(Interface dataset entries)
※ ※ ※
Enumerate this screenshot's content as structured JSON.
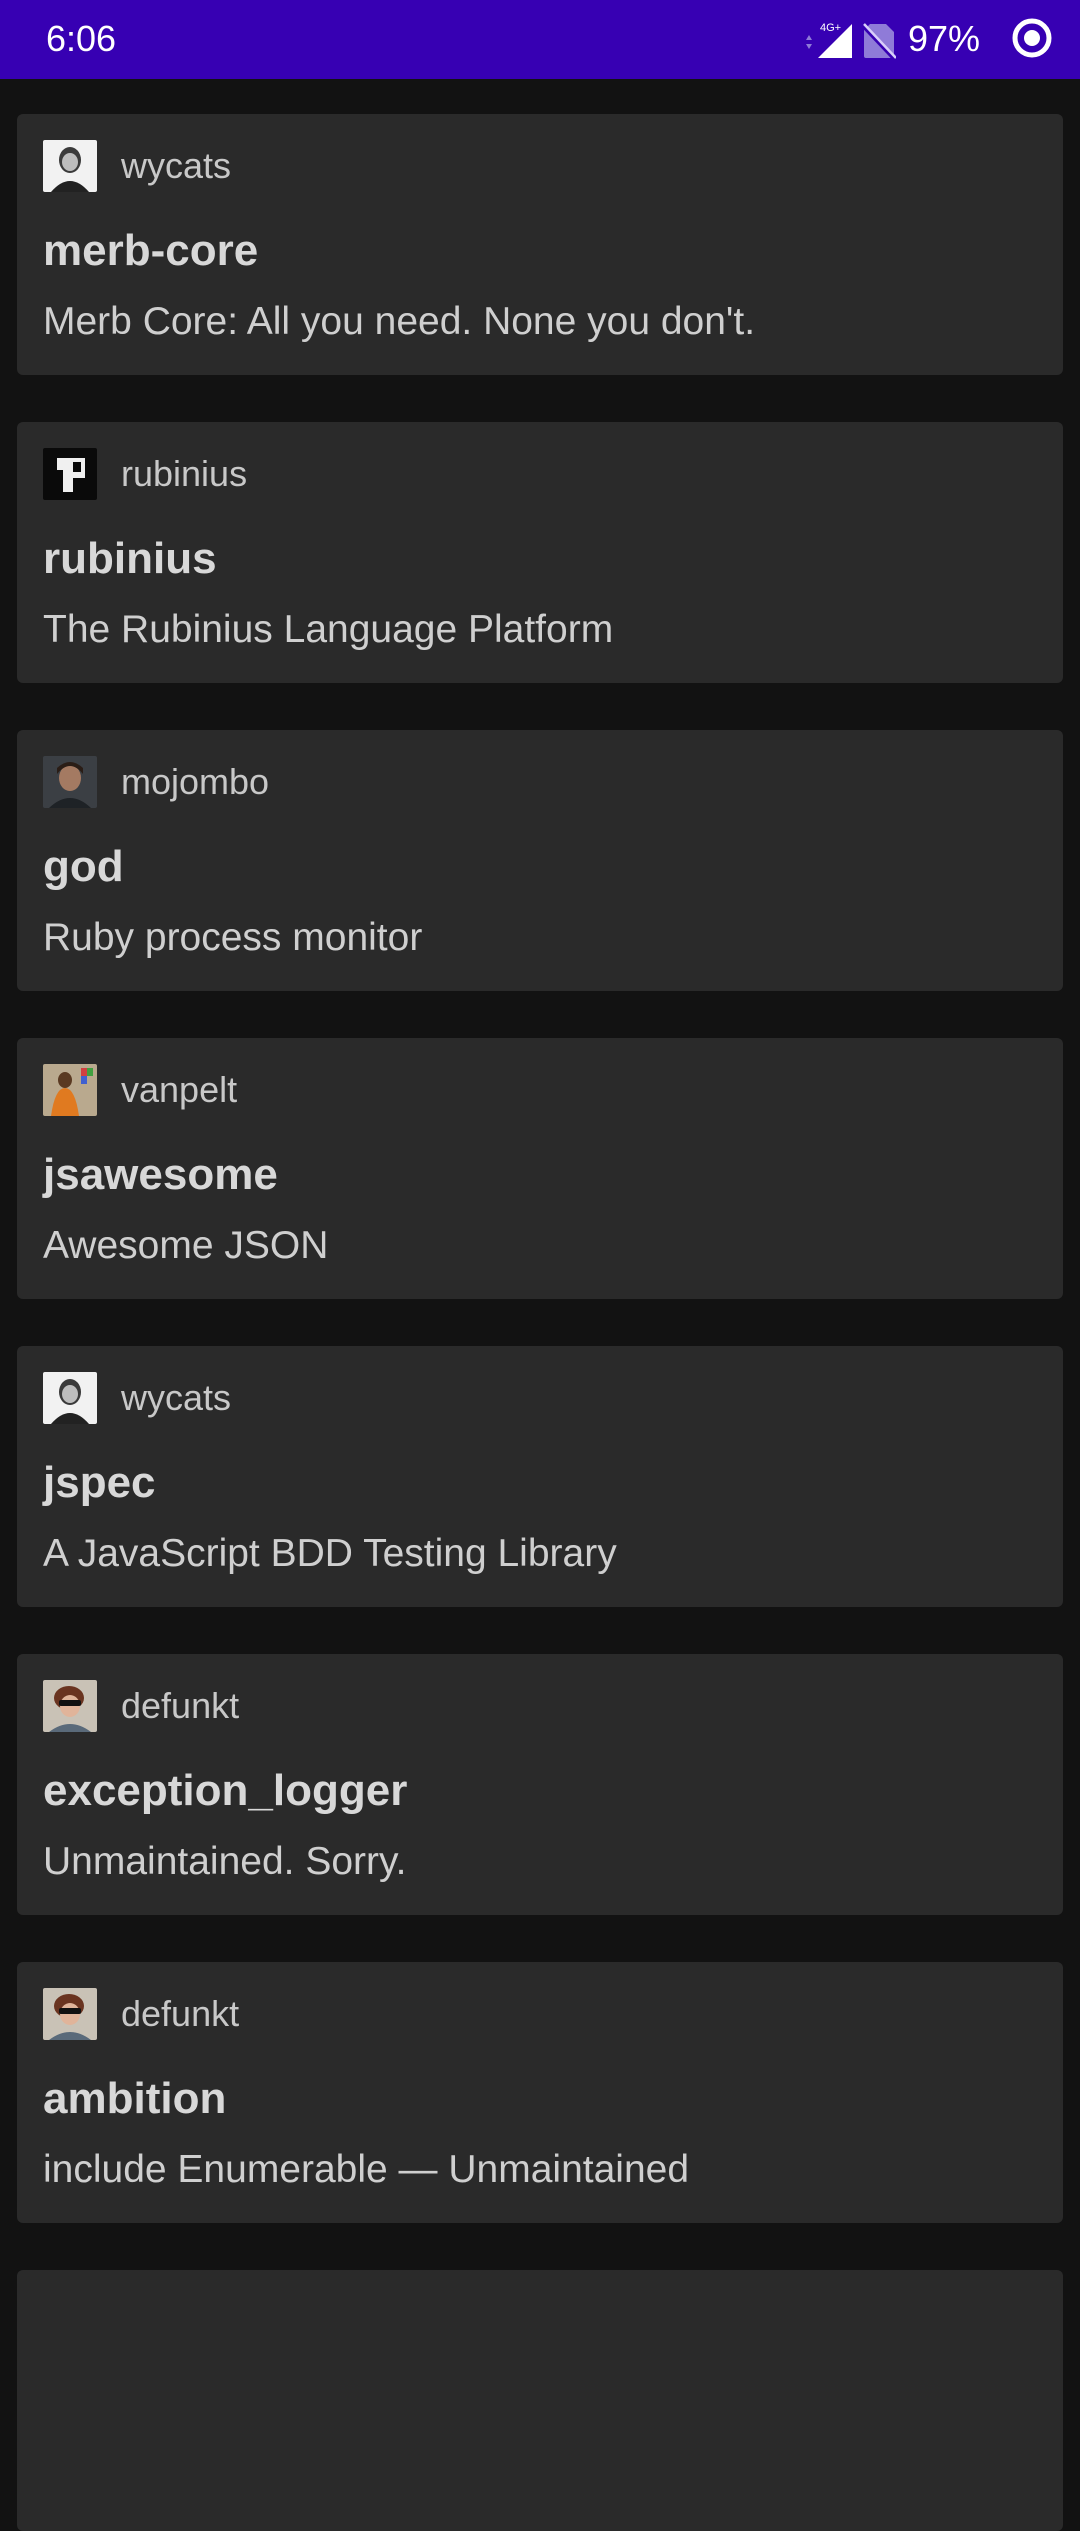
{
  "status_bar": {
    "time": "6:06",
    "network_label": "4G+",
    "battery_percent": "97%",
    "icons": [
      "signal-icon",
      "sim-off-icon",
      "ring-icon"
    ]
  },
  "repos": [
    {
      "owner": "wycats",
      "name": "merb-core",
      "description": "Merb Core: All you need. None you don't.",
      "avatar_icon": "wycats-avatar"
    },
    {
      "owner": "rubinius",
      "name": "rubinius",
      "description": "The Rubinius Language Platform",
      "avatar_icon": "rubinius-avatar"
    },
    {
      "owner": "mojombo",
      "name": "god",
      "description": "Ruby process monitor",
      "avatar_icon": "mojombo-avatar"
    },
    {
      "owner": "vanpelt",
      "name": "jsawesome",
      "description": "Awesome JSON",
      "avatar_icon": "vanpelt-avatar"
    },
    {
      "owner": "wycats",
      "name": "jspec",
      "description": "A JavaScript BDD Testing Library",
      "avatar_icon": "wycats-avatar"
    },
    {
      "owner": "defunkt",
      "name": "exception_logger",
      "description": "Unmaintained. Sorry.",
      "avatar_icon": "defunkt-avatar"
    },
    {
      "owner": "defunkt",
      "name": "ambition",
      "description": "include Enumerable — Unmaintained",
      "avatar_icon": "defunkt-avatar"
    }
  ]
}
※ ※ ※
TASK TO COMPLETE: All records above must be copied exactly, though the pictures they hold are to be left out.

ANSWER TO THIS TASK:
Enumerate this screenshot's content as structured JSON.
{
  "status_bar": {
    "time": "6:06",
    "network_label": "4G+",
    "battery_percent": "97%",
    "icons": [
      "signal-icon",
      "sim-off-icon",
      "ring-icon"
    ]
  },
  "repos": [
    {
      "owner": "wycats",
      "name": "merb-core",
      "description": "Merb Core: All you need. None you don't.",
      "avatar_icon": "wycats-avatar"
    },
    {
      "owner": "rubinius",
      "name": "rubinius",
      "description": "The Rubinius Language Platform",
      "avatar_icon": "rubinius-avatar"
    },
    {
      "owner": "mojombo",
      "name": "god",
      "description": "Ruby process monitor",
      "avatar_icon": "mojombo-avatar"
    },
    {
      "owner": "vanpelt",
      "name": "jsawesome",
      "description": "Awesome JSON",
      "avatar_icon": "vanpelt-avatar"
    },
    {
      "owner": "wycats",
      "name": "jspec",
      "description": "A JavaScript BDD Testing Library",
      "avatar_icon": "wycats-avatar"
    },
    {
      "owner": "defunkt",
      "name": "exception_logger",
      "description": "Unmaintained. Sorry.",
      "avatar_icon": "defunkt-avatar"
    },
    {
      "owner": "defunkt",
      "name": "ambition",
      "description": "include Enumerable — Unmaintained",
      "avatar_icon": "defunkt-avatar"
    }
  ]
}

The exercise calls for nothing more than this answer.